Once the basics of security, water, and food have been dealt with, the prepper is concerned with transportation and communication. When one has to bug out quickly, even food and water may have to be left behind and transportation becomes the priority. Appropriate shoes are a vital but often overlooked item. Dress shoes or high heels make traveling on foot miserable. Preppers always have sturdy hiking boots or running shoes nearby. I only have to dress nicely for church but even then I carry a gym bag with sneakers and gym pants, just in case.
Many preppers have cars or trucks that can get them out of local trouble assuming the roads are clear, some even have motorcycles or boats. A motorcycle, though bad for stealth, can go far on a small amount of gas and is small enough to go around obstacles that can block the roads. Also, they are easy to store or hide. Boats, on the other hand, are very specialized. But if you live near water, they can be the safest and even the most luxurious was to travel.

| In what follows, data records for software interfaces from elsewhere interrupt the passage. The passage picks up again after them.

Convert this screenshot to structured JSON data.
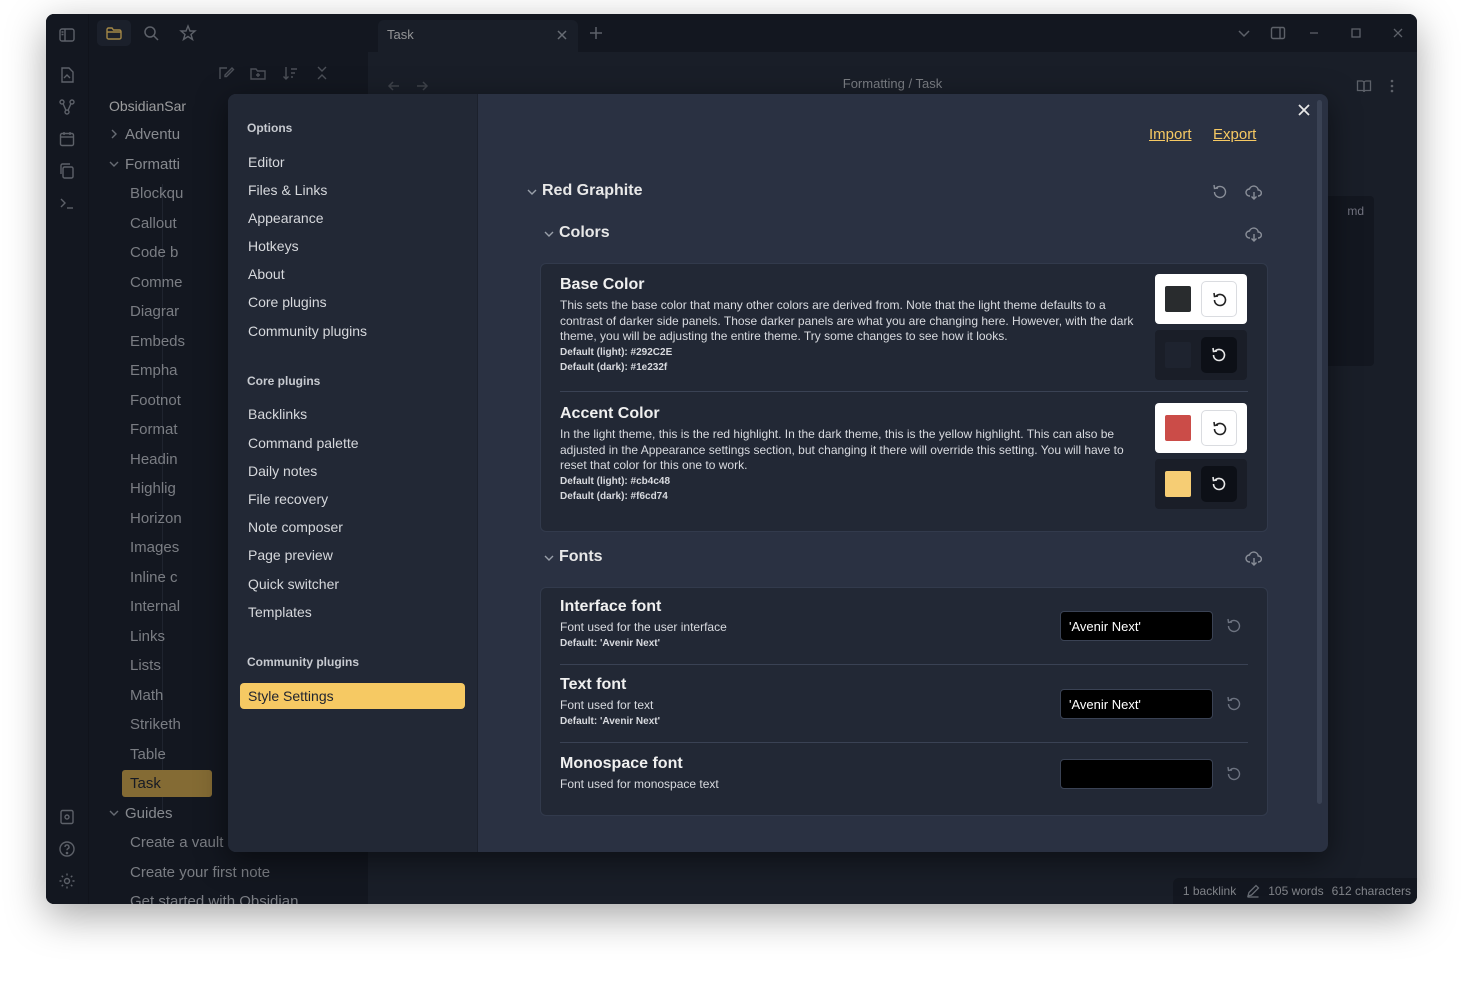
{
  "window": {
    "tab_title": "Task",
    "breadcrumb": "Formatting / Task",
    "md_label": "md"
  },
  "file_explorer": {
    "vault_name": "ObsidianSar",
    "tree": [
      {
        "label": "Adventu",
        "kind": "folder",
        "expanded": false
      },
      {
        "label": "Formatti",
        "kind": "folder",
        "expanded": true
      },
      {
        "label": "Blockqu",
        "kind": "file"
      },
      {
        "label": "Callout",
        "kind": "file"
      },
      {
        "label": "Code b",
        "kind": "file"
      },
      {
        "label": "Comme",
        "kind": "file"
      },
      {
        "label": "Diagrar",
        "kind": "file"
      },
      {
        "label": "Embeds",
        "kind": "file"
      },
      {
        "label": "Empha",
        "kind": "file"
      },
      {
        "label": "Footnot",
        "kind": "file"
      },
      {
        "label": "Format",
        "kind": "file"
      },
      {
        "label": "Headin",
        "kind": "file"
      },
      {
        "label": "Highlig",
        "kind": "file"
      },
      {
        "label": "Horizon",
        "kind": "file"
      },
      {
        "label": "Images",
        "kind": "file"
      },
      {
        "label": "Inline c",
        "kind": "file"
      },
      {
        "label": "Internal",
        "kind": "file"
      },
      {
        "label": "Links",
        "kind": "file"
      },
      {
        "label": "Lists",
        "kind": "file"
      },
      {
        "label": "Math",
        "kind": "file"
      },
      {
        "label": "Striketh",
        "kind": "file"
      },
      {
        "label": "Table",
        "kind": "file"
      },
      {
        "label": "Task",
        "kind": "file",
        "active": true
      },
      {
        "label": "Guides",
        "kind": "folder",
        "expanded": true
      },
      {
        "label": "Create a vault",
        "kind": "file"
      },
      {
        "label": "Create your first note",
        "kind": "file"
      },
      {
        "label": "Get started with Obsidian",
        "kind": "file"
      }
    ]
  },
  "status": {
    "backlinks": "1 backlink",
    "words": "105 words",
    "characters": "612 characters"
  },
  "settings": {
    "nav_sections": [
      {
        "heading": "Options",
        "items": [
          "Editor",
          "Files & Links",
          "Appearance",
          "Hotkeys",
          "About",
          "Core plugins",
          "Community plugins"
        ]
      },
      {
        "heading": "Core plugins",
        "items": [
          "Backlinks",
          "Command palette",
          "Daily notes",
          "File recovery",
          "Note composer",
          "Page preview",
          "Quick switcher",
          "Templates"
        ]
      },
      {
        "heading": "Community plugins",
        "items": [
          "Style Settings"
        ]
      }
    ],
    "active_item": "Style Settings",
    "import_label": "Import",
    "export_label": "Export",
    "theme_heading": "Red Graphite",
    "colors_heading": "Colors",
    "fonts_heading": "Fonts",
    "color_settings": [
      {
        "title": "Base Color",
        "description": "This sets the base color that many other colors are derived from. Note that the light theme defaults to a contrast of darker side panels. Those darker panels are what you are changing here. However, with the dark theme, you will be adjusting the entire theme. Try some changes to see how it looks.",
        "default_light": "Default (light): #292C2E",
        "default_dark": "Default (dark): #1e232f",
        "light_value": "#292C2E",
        "dark_value": "#1e232f"
      },
      {
        "title": "Accent Color",
        "description": "In the light theme, this is the red highlight. In the dark theme, this is the yellow highlight. This can also be adjusted in the Appearance settings section, but changing it there will override this setting. You will have to reset that color for this one to work.",
        "default_light": "Default (light): #cb4c48",
        "default_dark": "Default (dark): #f6cd74",
        "light_value": "#cb4c48",
        "dark_value": "#f6cd74"
      }
    ],
    "font_settings": [
      {
        "title": "Interface font",
        "description": "Font used for the user interface",
        "default": "Default: 'Avenir Next'",
        "value": "'Avenir Next'"
      },
      {
        "title": "Text font",
        "description": "Font used for text",
        "default": "Default: 'Avenir Next'",
        "value": "'Avenir Next'"
      },
      {
        "title": "Monospace font",
        "description": "Font used for monospace text",
        "default": "",
        "value": ""
      }
    ]
  },
  "colors": {
    "accent": "#f6c963",
    "background": "#1e232f",
    "modal": "#2a3142"
  }
}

In my opinion, the humble bicycle to the best way to travel. While they cannot match cars for speed and carrying capacity, they are in many ways more versatile and adaptable for preppers. Bicycles are much faster than walking and use less energy/distance. They require no fuel and cannot only travel on roads but almost everywhere that is not wilderness. They are quiet, cheap, easy to hide or abandon if necessary. Ironically, though I have a car and a motorcycle, I haven’t gotten around to purchasing a bike.
In modern society, we are surrounded by a multitude of near instantaneous communication devices, from phones to radios, to television. They make it trivially easy to know what is going on. But during an emergency, regular communication may be down or filled with false information. With rapidly changing situations and the increased need for news, any news, wild rumors spread dangerously fast with no way to confirm what’s really happening. Preppers have ways to deal with this. Of course, they have their cell phones with extra power supplies, but they also keep a weather radio nearby so can keep informed and ready to act. Additionally, preppers may have walking-talkies, CB radios, police scanners, or satellite phones. Some preppers go farther and buy ham radios which can work independently of any phone system or power grid.

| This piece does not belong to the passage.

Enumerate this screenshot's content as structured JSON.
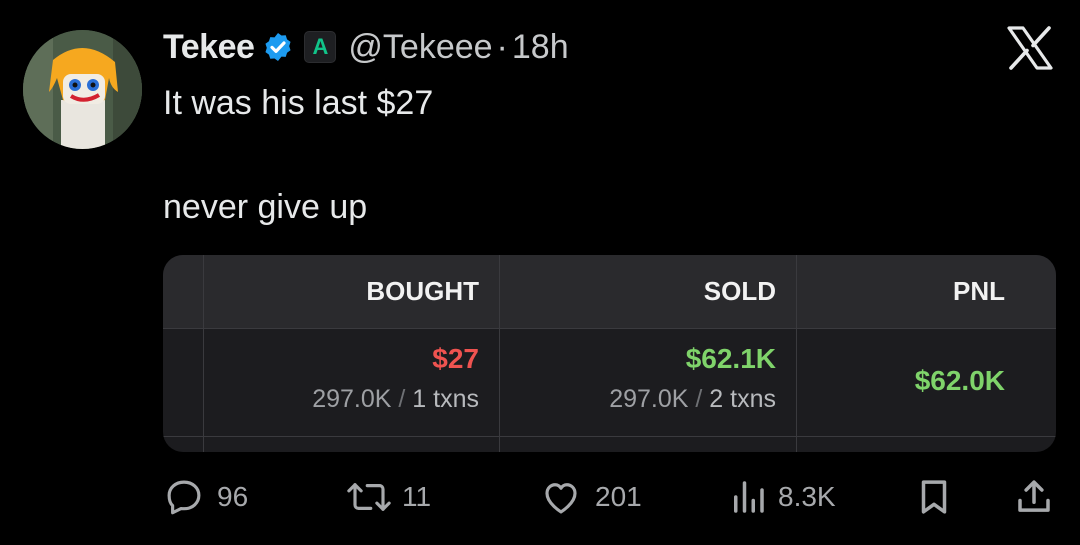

These are the main elements of preparation the survivalists and preppers acquire before trouble comes. There is a lot of hard work and expense to prepper life. But guided by the two visions of disaster and survival, preppers are willing to be like the proverbial ants while those around them are like grasshoppers. In the next section, we will examine the skills preppers need to develop in addition to their preparations to be successful.
As always, your comments and questions are welcome in the space provided below.